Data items

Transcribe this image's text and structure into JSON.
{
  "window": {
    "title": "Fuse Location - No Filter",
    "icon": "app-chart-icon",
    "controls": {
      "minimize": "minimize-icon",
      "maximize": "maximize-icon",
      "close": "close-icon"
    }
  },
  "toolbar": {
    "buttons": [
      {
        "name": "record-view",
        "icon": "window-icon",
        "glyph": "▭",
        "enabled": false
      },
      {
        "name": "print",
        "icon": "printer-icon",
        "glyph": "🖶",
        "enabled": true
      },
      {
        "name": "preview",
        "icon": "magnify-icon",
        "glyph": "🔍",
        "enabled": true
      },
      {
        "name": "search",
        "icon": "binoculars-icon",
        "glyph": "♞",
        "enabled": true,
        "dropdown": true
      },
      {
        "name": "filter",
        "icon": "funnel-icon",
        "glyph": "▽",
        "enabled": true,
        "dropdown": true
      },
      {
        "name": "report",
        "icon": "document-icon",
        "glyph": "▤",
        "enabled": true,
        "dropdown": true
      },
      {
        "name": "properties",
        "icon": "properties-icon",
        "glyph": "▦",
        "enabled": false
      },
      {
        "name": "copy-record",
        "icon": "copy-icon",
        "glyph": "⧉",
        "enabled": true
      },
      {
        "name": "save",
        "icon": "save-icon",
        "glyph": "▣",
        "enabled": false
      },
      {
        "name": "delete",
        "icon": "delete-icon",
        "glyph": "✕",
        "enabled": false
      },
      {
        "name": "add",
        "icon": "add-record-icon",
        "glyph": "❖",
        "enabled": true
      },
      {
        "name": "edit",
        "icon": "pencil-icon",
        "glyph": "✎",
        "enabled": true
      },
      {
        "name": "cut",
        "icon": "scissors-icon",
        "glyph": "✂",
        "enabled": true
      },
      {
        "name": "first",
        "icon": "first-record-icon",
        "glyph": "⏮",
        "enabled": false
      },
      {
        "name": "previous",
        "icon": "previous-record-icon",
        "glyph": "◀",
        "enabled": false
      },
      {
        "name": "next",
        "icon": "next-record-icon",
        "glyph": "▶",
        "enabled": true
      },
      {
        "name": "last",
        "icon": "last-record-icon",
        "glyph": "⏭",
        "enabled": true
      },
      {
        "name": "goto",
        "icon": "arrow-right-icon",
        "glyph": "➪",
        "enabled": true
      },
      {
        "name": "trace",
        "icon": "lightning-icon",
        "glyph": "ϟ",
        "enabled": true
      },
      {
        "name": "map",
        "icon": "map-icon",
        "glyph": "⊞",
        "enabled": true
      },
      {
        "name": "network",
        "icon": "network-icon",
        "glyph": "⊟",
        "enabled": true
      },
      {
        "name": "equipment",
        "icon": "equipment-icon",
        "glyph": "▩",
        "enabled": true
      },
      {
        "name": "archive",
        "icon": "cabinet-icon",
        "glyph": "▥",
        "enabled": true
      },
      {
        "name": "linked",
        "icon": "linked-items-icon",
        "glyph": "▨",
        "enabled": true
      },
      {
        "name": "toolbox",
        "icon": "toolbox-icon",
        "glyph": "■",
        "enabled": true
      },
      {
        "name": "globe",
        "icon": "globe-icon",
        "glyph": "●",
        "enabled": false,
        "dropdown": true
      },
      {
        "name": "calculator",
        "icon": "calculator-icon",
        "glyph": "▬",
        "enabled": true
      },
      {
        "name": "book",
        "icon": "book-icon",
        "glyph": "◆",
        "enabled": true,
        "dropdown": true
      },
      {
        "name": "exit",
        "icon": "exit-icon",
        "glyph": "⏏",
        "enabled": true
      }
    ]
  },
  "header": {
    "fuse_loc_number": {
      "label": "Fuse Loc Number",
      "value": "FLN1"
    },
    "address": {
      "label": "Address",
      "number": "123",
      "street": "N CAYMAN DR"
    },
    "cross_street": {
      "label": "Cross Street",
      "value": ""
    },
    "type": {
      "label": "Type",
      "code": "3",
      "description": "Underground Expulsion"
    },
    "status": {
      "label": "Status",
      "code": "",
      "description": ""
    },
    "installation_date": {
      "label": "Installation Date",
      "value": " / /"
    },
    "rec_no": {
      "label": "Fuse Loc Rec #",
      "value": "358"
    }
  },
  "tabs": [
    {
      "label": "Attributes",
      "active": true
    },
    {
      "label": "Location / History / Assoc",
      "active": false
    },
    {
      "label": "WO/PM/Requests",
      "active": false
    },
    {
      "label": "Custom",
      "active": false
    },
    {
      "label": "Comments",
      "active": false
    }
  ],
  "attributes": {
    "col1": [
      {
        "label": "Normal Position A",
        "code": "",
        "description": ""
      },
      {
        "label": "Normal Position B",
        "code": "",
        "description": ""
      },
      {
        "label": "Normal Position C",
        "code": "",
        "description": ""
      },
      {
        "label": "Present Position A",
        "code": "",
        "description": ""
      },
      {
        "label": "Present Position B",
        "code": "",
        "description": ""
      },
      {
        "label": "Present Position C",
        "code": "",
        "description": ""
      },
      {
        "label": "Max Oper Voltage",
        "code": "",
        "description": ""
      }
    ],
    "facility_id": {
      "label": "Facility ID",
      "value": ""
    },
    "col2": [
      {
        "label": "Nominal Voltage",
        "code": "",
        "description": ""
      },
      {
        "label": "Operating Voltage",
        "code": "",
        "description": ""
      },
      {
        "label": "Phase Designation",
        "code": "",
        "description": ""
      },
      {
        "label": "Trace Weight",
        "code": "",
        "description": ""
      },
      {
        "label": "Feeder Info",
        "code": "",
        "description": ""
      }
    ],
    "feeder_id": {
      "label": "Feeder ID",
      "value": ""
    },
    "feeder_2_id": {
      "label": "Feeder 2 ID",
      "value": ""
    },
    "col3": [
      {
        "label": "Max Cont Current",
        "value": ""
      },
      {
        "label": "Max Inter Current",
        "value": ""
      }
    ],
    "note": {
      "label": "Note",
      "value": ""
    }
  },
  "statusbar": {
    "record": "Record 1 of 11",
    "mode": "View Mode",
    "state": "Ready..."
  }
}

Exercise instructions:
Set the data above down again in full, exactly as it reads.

Expected output:
Transcribe this image's text and structure into JSON.
{
  "window": {
    "title": "Fuse Location - No Filter",
    "icon": "app-chart-icon",
    "controls": {
      "minimize": "minimize-icon",
      "maximize": "maximize-icon",
      "close": "close-icon"
    }
  },
  "toolbar": {
    "buttons": [
      {
        "name": "record-view",
        "icon": "window-icon",
        "glyph": "▭",
        "enabled": false
      },
      {
        "name": "print",
        "icon": "printer-icon",
        "glyph": "🖶",
        "enabled": true
      },
      {
        "name": "preview",
        "icon": "magnify-icon",
        "glyph": "🔍",
        "enabled": true
      },
      {
        "name": "search",
        "icon": "binoculars-icon",
        "glyph": "♞",
        "enabled": true,
        "dropdown": true
      },
      {
        "name": "filter",
        "icon": "funnel-icon",
        "glyph": "▽",
        "enabled": true,
        "dropdown": true
      },
      {
        "name": "report",
        "icon": "document-icon",
        "glyph": "▤",
        "enabled": true,
        "dropdown": true
      },
      {
        "name": "properties",
        "icon": "properties-icon",
        "glyph": "▦",
        "enabled": false
      },
      {
        "name": "copy-record",
        "icon": "copy-icon",
        "glyph": "⧉",
        "enabled": true
      },
      {
        "name": "save",
        "icon": "save-icon",
        "glyph": "▣",
        "enabled": false
      },
      {
        "name": "delete",
        "icon": "delete-icon",
        "glyph": "✕",
        "enabled": false
      },
      {
        "name": "add",
        "icon": "add-record-icon",
        "glyph": "❖",
        "enabled": true
      },
      {
        "name": "edit",
        "icon": "pencil-icon",
        "glyph": "✎",
        "enabled": true
      },
      {
        "name": "cut",
        "icon": "scissors-icon",
        "glyph": "✂",
        "enabled": true
      },
      {
        "name": "first",
        "icon": "first-record-icon",
        "glyph": "⏮",
        "enabled": false
      },
      {
        "name": "previous",
        "icon": "previous-record-icon",
        "glyph": "◀",
        "enabled": false
      },
      {
        "name": "next",
        "icon": "next-record-icon",
        "glyph": "▶",
        "enabled": true
      },
      {
        "name": "last",
        "icon": "last-record-icon",
        "glyph": "⏭",
        "enabled": true
      },
      {
        "name": "goto",
        "icon": "arrow-right-icon",
        "glyph": "➪",
        "enabled": true
      },
      {
        "name": "trace",
        "icon": "lightning-icon",
        "glyph": "ϟ",
        "enabled": true
      },
      {
        "name": "map",
        "icon": "map-icon",
        "glyph": "⊞",
        "enabled": true
      },
      {
        "name": "network",
        "icon": "network-icon",
        "glyph": "⊟",
        "enabled": true
      },
      {
        "name": "equipment",
        "icon": "equipment-icon",
        "glyph": "▩",
        "enabled": true
      },
      {
        "name": "archive",
        "icon": "cabinet-icon",
        "glyph": "▥",
        "enabled": true
      },
      {
        "name": "linked",
        "icon": "linked-items-icon",
        "glyph": "▨",
        "enabled": true
      },
      {
        "name": "toolbox",
        "icon": "toolbox-icon",
        "glyph": "■",
        "enabled": true
      },
      {
        "name": "globe",
        "icon": "globe-icon",
        "glyph": "●",
        "enabled": false,
        "dropdown": true
      },
      {
        "name": "calculator",
        "icon": "calculator-icon",
        "glyph": "▬",
        "enabled": true
      },
      {
        "name": "book",
        "icon": "book-icon",
        "glyph": "◆",
        "enabled": true,
        "dropdown": true
      },
      {
        "name": "exit",
        "icon": "exit-icon",
        "glyph": "⏏",
        "enabled": true
      }
    ]
  },
  "header": {
    "fuse_loc_number": {
      "label": "Fuse Loc Number",
      "value": "FLN1"
    },
    "address": {
      "label": "Address",
      "number": "123",
      "street": "N CAYMAN DR"
    },
    "cross_street": {
      "label": "Cross Street",
      "value": ""
    },
    "type": {
      "label": "Type",
      "code": "3",
      "description": "Underground Expulsion"
    },
    "status": {
      "label": "Status",
      "code": "",
      "description": ""
    },
    "installation_date": {
      "label": "Installation Date",
      "value": " / /"
    },
    "rec_no": {
      "label": "Fuse Loc Rec #",
      "value": "358"
    }
  },
  "tabs": [
    {
      "label": "Attributes",
      "active": true
    },
    {
      "label": "Location / History / Assoc",
      "active": false
    },
    {
      "label": "WO/PM/Requests",
      "active": false
    },
    {
      "label": "Custom",
      "active": false
    },
    {
      "label": "Comments",
      "active": false
    }
  ],
  "attributes": {
    "col1": [
      {
        "label": "Normal Position A",
        "code": "",
        "description": ""
      },
      {
        "label": "Normal Position B",
        "code": "",
        "description": ""
      },
      {
        "label": "Normal Position C",
        "code": "",
        "description": ""
      },
      {
        "label": "Present Position A",
        "code": "",
        "description": ""
      },
      {
        "label": "Present Position B",
        "code": "",
        "description": ""
      },
      {
        "label": "Present Position C",
        "code": "",
        "description": ""
      },
      {
        "label": "Max Oper Voltage",
        "code": "",
        "description": ""
      }
    ],
    "facility_id": {
      "label": "Facility ID",
      "value": ""
    },
    "col2": [
      {
        "label": "Nominal Voltage",
        "code": "",
        "description": ""
      },
      {
        "label": "Operating Voltage",
        "code": "",
        "description": ""
      },
      {
        "label": "Phase Designation",
        "code": "",
        "description": ""
      },
      {
        "label": "Trace Weight",
        "code": "",
        "description": ""
      },
      {
        "label": "Feeder Info",
        "code": "",
        "description": ""
      }
    ],
    "feeder_id": {
      "label": "Feeder ID",
      "value": ""
    },
    "feeder_2_id": {
      "label": "Feeder 2 ID",
      "value": ""
    },
    "col3": [
      {
        "label": "Max Cont Current",
        "value": ""
      },
      {
        "label": "Max Inter Current",
        "value": ""
      }
    ],
    "note": {
      "label": "Note",
      "value": ""
    }
  },
  "statusbar": {
    "record": "Record 1 of 11",
    "mode": "View Mode",
    "state": "Ready..."
  }
}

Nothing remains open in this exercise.